West TownOperation Uplift, the Maywood nonprofit that operates the West Town Museum of Cultural History and hosts an annual Martin Luther King, Jr., luncheon, has announced that it will be hosting a reunion kickoff to help support and bring awareness to its daily services in lieu of a luncheon this year.

“Please help us continue to provide more cultural awareness to our local community, stimulate individual growth,  community pride, and educate the Proviso Township area about the collections of art, artifacts and significant historical materials we hold within our doors,” according to a recent release put out by the organization.

The reunion kickoff activities will include educational tours, an African attire fashion show, live entertainment and food.

It will take place on Saturday, April 30, from 1 PM to 4 PM, at Operation Uplift/West Town Museum, 104 S. 5th Avenue, Maywood.

Donations or pledges of any amount are greatly appreciated. Those who give via checks should make them payable to: Operation Uplift, Inc.

For more information please call Jeri Stenson at 708-289-4955 or email operationupliftinc@gmail.com. VFP

LLOC Meeting Tonight, April 27, 7 p.m. (Agenda Packet Inside)

Maywood Flag

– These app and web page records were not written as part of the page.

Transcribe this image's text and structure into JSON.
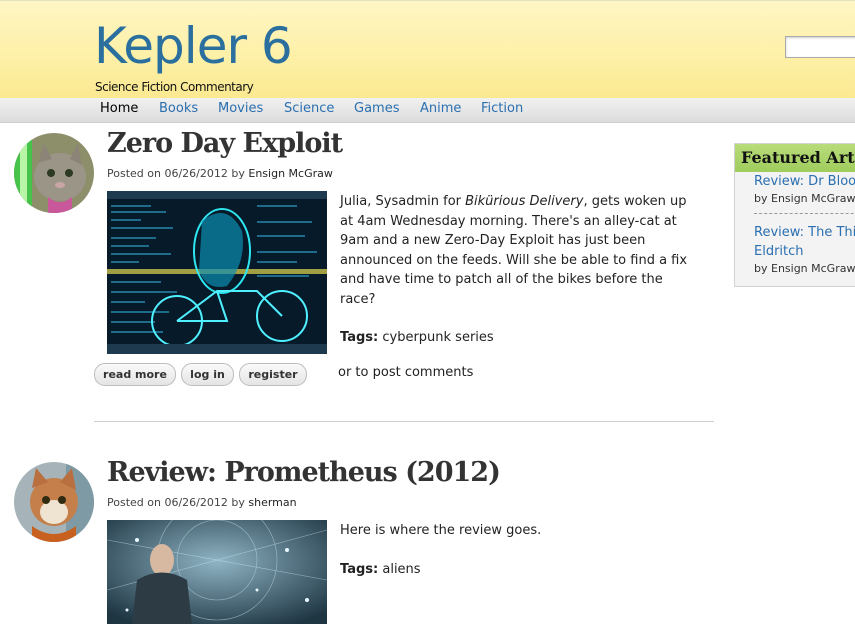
{
  "site": {
    "title": "Kepler 6",
    "slogan": "Science Fiction Commentary",
    "search_placeholder": ""
  },
  "nav": {
    "items": [
      "Home",
      "Books",
      "Movies",
      "Science",
      "Games",
      "Anime",
      "Fiction"
    ],
    "active": "Home"
  },
  "posts": [
    {
      "title": "Zero Day Exploit",
      "posted_on_label": "Posted on",
      "date": "06/26/2012",
      "by_label": "by",
      "author": "Ensign McGraw",
      "body_parts": [
        "Julia, Sysadmin for ",
        "Bikürious Delivery",
        ", gets woken up at 4am Wednesday morning. There's an alley-cat at 9am and a new Zero-Day Exploit has just been announced on the feeds. Will she be able to find a fix and have time to patch all of the bikes before the race?"
      ],
      "tags_label": "Tags:",
      "tags": "cyberpunk series",
      "buttons": [
        "read more",
        "log in",
        "register"
      ],
      "comment_note": "or to post comments"
    },
    {
      "title": "Review: Prometheus (2012)",
      "posted_on_label": "Posted on",
      "date": "06/26/2012",
      "by_label": "by",
      "author": "sherman",
      "body": "Here is where the review goes.",
      "tags_label": "Tags:",
      "tags": "aliens"
    }
  ],
  "featured": {
    "heading": "Featured Articles",
    "items": [
      {
        "title": "Review: Dr Bloodmoney",
        "author": "by Ensign McGraw"
      },
      {
        "title": "Review: The Thing",
        "title_line2": "Eldritch",
        "author": "by Ensign McGraw"
      }
    ]
  },
  "colors": {
    "link": "#2a6fb0",
    "site_title": "#2b6f9e",
    "header_bg": "#fdf0a6",
    "featured_header": "#a8d267"
  }
}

Wednesday, April 27, 2016 || By COMMUNITY EDITOR

A Legal, License and Ordinance Committee (LLOC) meeting for the Maywood Board of Trustees is scheduled to take place tonight, Wednesday, April 27, 7 p.m., at 125 S. 5th Avenue. Among items to be discussed (click here to access the full agenda packet): VFP

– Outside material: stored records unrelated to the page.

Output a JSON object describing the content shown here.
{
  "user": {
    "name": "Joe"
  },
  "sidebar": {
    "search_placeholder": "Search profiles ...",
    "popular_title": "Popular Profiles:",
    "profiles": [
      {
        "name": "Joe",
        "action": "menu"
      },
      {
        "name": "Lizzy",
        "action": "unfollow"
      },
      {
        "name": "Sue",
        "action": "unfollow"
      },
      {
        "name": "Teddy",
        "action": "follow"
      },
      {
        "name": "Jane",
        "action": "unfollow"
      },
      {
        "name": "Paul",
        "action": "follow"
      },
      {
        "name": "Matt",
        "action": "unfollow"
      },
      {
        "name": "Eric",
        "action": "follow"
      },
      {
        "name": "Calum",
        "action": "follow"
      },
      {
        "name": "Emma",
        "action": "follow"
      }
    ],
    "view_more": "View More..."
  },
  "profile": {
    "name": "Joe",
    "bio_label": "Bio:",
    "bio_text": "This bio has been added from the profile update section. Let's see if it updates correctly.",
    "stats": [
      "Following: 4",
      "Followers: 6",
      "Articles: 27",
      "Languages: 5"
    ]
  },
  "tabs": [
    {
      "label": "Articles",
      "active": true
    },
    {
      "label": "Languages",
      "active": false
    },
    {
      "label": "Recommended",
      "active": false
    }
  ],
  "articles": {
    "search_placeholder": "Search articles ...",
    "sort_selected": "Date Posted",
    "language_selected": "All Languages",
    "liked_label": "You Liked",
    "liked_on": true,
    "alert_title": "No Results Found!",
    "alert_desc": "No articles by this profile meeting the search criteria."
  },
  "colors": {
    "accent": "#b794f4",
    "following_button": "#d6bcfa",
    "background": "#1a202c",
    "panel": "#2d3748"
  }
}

The Chicago Lighthouse requested to Use the Village Council Chambers for Job Placement on April 29, 2016 from 12 noon till 6 P.M.
The Chicago Lighthouse – Job Placements
B. Village Manager’s Reports
1) Presentation by Mr. Apa, President and CEO of Fore Transportation to develop Village Property located at 9th and St. Charles
2) Discussion and consideration regarding Emergency Utility Repairs Bid Recommendation.  John West, Director of  Public Works recommends that a contract be drafted and entered into with Unique Plumbing to perform emergency water and sewer repairs as needed within the Village of Maywood.
Emergency Utility Repairs Bid Recommendation.pdf
3) Discussion and consideration regarding Tree Bid Recommendation for the Village of Maywood.  The bids were based on the cost to remove a tree, stump, and restoration based on various diameters of a tree.  Staff is seeking approval to accept the bid from Winkler’s Tree and Landscaping.
Tree Bid Recommendation.pdf
4) Discussion and consideration for Chief Valdimir Talley to make a presentation of the accomplishments for the Maywood Police Department through the First Quarter of 2016 to the Village Board:
• Earley Swear-in
• Introduction of new interns
MPD Request – Proposal No. 9 Re 2016 First Qtr. Accomplishments.pdf
5) Discussion and consideration regarding an update on legal counsel search by the Maywood Housing Authority and termination of Intergovernmental Agreement between the Village of Maywood, The Maywood Housing Authority and Klein, Thorpe and Jenkins, Ltd. with consent to Dual Representation Letter.
Intergovernmental Agreement Between the VOM and Maywood Housing Authority.pdf
6) Discussion and consideration regarding the renewal of the Mercury System Maintenance Agreement for the Emergency 911 Dispatch Equipment in the Police Department.
Renewal of Mercury System Maintenance Agreement for Emergency 911 Dispatch Equipment.pdf
7) Discussion and consideration regarding Premium Finance  Agreement with IPSF Corporation to pay for the Property and Casualty Package Renewal from Mesirow Financial and CS Insurance Strategies for the Village of Maywood.  This agreement and down payment is to be executed no later than May 20, 2016.
Premium Finance Agreement with IPSF Corporation.pdf